→ ACTION ITEM
Which lines below include "玻璃幕墙"? Copy them all.

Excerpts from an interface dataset
=== Section Start ===

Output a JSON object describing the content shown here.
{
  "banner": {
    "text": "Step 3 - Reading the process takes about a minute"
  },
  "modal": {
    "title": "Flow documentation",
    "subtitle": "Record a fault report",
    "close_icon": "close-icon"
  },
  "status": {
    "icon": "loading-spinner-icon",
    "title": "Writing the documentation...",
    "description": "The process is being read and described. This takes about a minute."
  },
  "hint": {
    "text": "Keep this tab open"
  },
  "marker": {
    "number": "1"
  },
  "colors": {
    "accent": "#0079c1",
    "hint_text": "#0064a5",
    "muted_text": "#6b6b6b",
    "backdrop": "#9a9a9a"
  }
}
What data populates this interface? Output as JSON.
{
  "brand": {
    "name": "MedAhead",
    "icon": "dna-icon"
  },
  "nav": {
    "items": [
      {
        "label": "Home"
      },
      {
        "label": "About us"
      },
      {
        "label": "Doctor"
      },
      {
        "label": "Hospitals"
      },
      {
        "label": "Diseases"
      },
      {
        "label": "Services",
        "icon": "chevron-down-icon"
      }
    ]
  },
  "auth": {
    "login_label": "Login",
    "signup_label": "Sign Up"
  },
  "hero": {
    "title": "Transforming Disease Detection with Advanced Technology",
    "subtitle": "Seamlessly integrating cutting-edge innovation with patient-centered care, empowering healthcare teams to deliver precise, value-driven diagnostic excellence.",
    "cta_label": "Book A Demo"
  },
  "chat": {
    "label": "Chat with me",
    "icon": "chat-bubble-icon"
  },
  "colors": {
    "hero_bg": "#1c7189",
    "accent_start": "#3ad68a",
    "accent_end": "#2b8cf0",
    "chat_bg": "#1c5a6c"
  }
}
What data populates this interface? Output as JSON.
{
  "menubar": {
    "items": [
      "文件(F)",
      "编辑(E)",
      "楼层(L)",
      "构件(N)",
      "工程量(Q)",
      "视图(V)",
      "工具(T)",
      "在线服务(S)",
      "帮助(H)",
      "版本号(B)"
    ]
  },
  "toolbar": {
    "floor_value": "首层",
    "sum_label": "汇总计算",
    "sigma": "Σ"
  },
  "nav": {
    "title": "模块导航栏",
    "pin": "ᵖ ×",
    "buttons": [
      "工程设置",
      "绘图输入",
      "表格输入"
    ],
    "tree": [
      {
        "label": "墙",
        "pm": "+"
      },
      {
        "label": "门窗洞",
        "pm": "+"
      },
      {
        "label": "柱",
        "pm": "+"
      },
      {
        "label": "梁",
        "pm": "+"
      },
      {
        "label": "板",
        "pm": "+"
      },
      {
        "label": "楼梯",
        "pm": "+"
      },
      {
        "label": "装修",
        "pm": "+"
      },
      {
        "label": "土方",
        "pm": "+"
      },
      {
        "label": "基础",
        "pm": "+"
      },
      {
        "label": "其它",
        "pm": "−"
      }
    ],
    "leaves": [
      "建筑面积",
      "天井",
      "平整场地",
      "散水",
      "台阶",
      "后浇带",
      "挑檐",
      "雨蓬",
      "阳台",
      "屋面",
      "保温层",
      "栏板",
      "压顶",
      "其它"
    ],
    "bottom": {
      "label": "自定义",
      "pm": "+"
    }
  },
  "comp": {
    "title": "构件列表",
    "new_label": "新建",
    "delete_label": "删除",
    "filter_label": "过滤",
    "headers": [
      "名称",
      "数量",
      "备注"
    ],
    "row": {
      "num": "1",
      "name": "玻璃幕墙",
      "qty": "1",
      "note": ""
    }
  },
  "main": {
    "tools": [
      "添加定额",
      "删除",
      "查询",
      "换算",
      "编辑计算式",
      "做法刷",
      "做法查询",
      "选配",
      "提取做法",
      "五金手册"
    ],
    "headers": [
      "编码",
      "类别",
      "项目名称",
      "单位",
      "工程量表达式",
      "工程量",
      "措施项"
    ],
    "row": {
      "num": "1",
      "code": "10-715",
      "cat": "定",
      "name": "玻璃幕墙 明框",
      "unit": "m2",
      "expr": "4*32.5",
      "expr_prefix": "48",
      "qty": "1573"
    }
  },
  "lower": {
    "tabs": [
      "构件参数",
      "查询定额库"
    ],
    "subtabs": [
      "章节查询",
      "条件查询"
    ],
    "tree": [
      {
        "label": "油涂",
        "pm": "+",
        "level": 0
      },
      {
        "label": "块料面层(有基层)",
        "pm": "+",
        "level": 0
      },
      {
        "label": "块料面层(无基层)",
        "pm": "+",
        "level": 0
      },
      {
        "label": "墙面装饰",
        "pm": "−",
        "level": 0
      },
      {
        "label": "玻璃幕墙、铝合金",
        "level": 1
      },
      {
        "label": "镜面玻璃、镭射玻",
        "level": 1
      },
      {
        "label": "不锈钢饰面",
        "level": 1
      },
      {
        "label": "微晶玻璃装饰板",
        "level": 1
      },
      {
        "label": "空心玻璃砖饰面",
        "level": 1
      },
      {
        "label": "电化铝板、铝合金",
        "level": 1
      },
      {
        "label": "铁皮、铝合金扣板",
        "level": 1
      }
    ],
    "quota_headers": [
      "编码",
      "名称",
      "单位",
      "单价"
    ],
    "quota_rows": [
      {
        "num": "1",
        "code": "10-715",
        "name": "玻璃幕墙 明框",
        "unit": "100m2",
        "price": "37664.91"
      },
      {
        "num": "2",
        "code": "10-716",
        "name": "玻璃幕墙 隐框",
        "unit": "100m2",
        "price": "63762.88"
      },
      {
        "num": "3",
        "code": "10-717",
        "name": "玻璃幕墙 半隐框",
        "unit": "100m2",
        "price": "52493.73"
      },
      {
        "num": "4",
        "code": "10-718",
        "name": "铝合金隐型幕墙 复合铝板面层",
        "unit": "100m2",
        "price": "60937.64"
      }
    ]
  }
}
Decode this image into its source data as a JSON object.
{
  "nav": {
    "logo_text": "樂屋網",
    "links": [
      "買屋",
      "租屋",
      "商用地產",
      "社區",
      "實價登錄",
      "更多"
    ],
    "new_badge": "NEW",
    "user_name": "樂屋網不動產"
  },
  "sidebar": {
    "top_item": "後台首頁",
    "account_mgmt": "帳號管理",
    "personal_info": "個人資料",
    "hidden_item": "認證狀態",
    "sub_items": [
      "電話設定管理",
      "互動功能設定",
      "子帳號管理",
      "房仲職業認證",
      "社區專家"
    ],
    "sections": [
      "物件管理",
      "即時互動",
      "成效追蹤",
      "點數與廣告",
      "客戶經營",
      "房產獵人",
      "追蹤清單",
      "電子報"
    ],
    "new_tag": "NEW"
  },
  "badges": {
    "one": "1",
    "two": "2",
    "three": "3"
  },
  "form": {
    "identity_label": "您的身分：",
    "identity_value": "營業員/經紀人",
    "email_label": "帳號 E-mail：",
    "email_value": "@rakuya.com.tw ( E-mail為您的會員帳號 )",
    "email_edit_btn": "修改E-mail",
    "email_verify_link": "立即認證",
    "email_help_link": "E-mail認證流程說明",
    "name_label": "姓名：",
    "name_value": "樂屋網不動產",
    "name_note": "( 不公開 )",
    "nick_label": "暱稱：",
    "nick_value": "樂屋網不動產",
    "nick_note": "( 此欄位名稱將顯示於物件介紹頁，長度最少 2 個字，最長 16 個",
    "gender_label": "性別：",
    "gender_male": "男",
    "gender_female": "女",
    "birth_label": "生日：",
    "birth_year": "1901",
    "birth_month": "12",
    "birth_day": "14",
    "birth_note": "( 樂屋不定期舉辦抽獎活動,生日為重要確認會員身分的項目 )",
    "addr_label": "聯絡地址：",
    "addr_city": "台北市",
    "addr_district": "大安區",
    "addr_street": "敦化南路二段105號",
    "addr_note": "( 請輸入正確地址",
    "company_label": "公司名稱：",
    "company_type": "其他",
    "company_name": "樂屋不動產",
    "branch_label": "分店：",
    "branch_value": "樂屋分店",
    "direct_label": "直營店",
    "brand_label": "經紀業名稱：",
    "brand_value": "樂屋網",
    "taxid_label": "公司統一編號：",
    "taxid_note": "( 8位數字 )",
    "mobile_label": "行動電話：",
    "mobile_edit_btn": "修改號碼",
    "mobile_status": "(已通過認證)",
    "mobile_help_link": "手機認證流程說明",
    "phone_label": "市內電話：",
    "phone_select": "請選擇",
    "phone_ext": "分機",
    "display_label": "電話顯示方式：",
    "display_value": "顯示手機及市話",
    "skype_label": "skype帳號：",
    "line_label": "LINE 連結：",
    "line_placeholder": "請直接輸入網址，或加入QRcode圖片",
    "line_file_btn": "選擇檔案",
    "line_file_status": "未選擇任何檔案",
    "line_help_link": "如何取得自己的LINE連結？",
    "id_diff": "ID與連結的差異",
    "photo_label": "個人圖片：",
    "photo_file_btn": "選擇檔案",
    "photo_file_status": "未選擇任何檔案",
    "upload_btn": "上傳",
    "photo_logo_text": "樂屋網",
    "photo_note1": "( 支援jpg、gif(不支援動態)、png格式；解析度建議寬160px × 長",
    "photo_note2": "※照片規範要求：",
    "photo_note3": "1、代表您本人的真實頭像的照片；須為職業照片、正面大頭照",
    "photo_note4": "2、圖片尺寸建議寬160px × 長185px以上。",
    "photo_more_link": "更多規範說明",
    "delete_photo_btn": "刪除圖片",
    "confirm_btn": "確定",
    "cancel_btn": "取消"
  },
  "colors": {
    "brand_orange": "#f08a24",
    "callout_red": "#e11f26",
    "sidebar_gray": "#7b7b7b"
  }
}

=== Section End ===

→ TASK RESPONSE
      "name": "玻璃幕墙",
      "name": "玻璃幕墙 明框",
        "label": "玻璃幕墙、铝合金",
        "name": "玻璃幕墙 明框",
        "name": "玻璃幕墙 隐框",
        "name": "玻璃幕墙 半隐框",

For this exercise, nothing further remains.